Greece's new unity government headed by Lucas Papademos took office on Friday to save the debt-stricken nation from bankruptcy after a historic power-sharing deal struck between warring parties.
Papademos, 64, a former vice-president of the European Central Bank, will lead a transition government which will have to ratify a crucial 130-billion-euro ($178 billion) international bailout and pave the way for new elections.
"The new government of cooperation will do the best it can possibly do to address the country's problems," the new interim PM said during a meeting with outgoing prime minister George Papandreou.
"I believe that with cooperation from all, this is what the new government of wider cooperation highlights, and with unity, we will achieve the results (desired)," he said.
Papademos was welcomed with relief in a country exhausted by two years of austerity and exasperated by political squabbling over cutbacks demanded by its global creditors, the European Union and the International Monetary Fund.
Finance Minister Evangelos Venizelos, 54, kept his post in the incoming team which includes a former EU commissioner and several far-right lawmakers, a first since democracy was restored in 1974 after the fall of an army dictatorship.
Ex-EU environment commissioner Stavros Dimas, 70, takes over the foreign ministry under a power-sharing deal between the socialist Pasok party, the conservative New Democracy and the nationalist Laos party.
Twelve members of the outgoing socialist administration retained their posts, while the conservatives were also given the defence ministry, which will be run by ex-Athens mayor and former career diplomat Dimitris Avramopoulos, 58.
The nationalists received the infrastructure ministry and three junior ministry positions.
The new infrastructure minister, 47-year-old Makis Voridis, is a trained lawyer who formerly headed the Hellenic Front, a fledgling party with close links to the National Front movement in France.
The new far-right deputy development minister in charge of shipping, 39-year-old Adonis Georgiadis, until recently ran a publishing house whose editions include an anti-Semitic pamphlet and books on ancient Greek history.
The Athens stock exchange, flat since the morning, closed 0.86 percent down.
The swearing-in ceremony was delayed by two hours owing to last-minute negotiations between the three coalition partners, reports said.
The new government's first job will be to persuade the European Union and International Monetary Fund to disburse an eight-billion-euro slice of aid from a 2010 bailout deal that is needed by December 15 before state coffers run dry.
Then it must force through painful austerity measures exacted as the price for a second EU rescue package which gives Athens 100 billion euros in loans, the same amount in debt reduction and a further 30 billion in guarantees.
Also tasked with holding early elections as soon as the EU deal is ratified by parliament, the new administration can count on the support of 254 deputies in the 300-seat parliament.
Papademos, who played a crucial role in Greece's entry into the eurozone nearly a decade ago, emphasised its benefits after weeks of speculation that Greece's problems could force it out of the 17-nation currency club.
"The Greek economy is facing huge problems despite the enormous efforts made... Greece is at a crucial crossroads," he said after being named prime minister on Thursday. "The course will not be easy."

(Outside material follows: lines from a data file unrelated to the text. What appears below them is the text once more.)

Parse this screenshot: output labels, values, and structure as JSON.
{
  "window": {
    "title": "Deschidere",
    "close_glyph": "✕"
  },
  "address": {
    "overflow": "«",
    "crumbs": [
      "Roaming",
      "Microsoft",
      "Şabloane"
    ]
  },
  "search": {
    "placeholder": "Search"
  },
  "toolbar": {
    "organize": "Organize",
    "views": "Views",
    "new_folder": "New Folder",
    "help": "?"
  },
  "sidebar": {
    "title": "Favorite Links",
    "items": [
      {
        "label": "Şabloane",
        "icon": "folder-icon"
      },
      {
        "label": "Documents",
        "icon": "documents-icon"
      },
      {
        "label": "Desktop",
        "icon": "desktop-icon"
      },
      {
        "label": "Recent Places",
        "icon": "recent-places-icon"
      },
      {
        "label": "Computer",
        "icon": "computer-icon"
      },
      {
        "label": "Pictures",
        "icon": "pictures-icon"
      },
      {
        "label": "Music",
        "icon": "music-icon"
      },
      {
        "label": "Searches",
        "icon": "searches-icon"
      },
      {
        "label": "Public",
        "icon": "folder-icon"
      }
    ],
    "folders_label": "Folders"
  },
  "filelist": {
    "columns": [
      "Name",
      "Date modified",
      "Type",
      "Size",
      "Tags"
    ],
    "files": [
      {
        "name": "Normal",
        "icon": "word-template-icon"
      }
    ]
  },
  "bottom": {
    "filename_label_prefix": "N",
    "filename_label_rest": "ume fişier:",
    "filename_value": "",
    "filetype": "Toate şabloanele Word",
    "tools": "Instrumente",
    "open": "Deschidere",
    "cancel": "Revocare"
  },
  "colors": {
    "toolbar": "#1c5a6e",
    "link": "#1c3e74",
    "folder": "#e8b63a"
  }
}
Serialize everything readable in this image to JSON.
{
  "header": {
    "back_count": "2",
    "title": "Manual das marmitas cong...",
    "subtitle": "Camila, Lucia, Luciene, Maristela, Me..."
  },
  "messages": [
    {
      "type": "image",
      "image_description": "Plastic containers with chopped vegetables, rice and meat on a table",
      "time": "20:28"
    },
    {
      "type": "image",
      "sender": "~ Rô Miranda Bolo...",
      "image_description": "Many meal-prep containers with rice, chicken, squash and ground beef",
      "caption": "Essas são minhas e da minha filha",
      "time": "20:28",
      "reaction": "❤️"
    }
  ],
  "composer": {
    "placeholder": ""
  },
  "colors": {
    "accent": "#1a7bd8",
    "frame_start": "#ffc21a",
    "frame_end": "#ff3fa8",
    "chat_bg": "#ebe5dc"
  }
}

In a telegram to the new premier, German Chancellor Angela Merkel said that Berlin would "stand by" Athens as it grapples with its debt crisis.
The European Commission has warned that Greece has no hope of climbing out of recession next year, tipping a 2.8 percent contraction.
Papademos's appointment took four days of talks between the top two parties -- the outgoing socialist Pasok and opposition conservative New Democracy -- after the embattled Papandreou pledged on Sunday to step down.
Papandreou's position as prime minister had become untenable after he shocked his European partners with a call last month for a referendum on the bailout deal. He was admonished by EU leaders at the G20 summit and returned home to a party revolt.
There was also simmering anger towards two years of austerity policies -- which Papandreou's successor is bound to continue -- with protesters even disrupting nationwide parades last month in honour of Greece's wartime resistance.
The last unity government in Greece in 1989 was also headed by an eminent economy expert, former bank of Greece governor Xenophon Zolotas, and only lasted three months.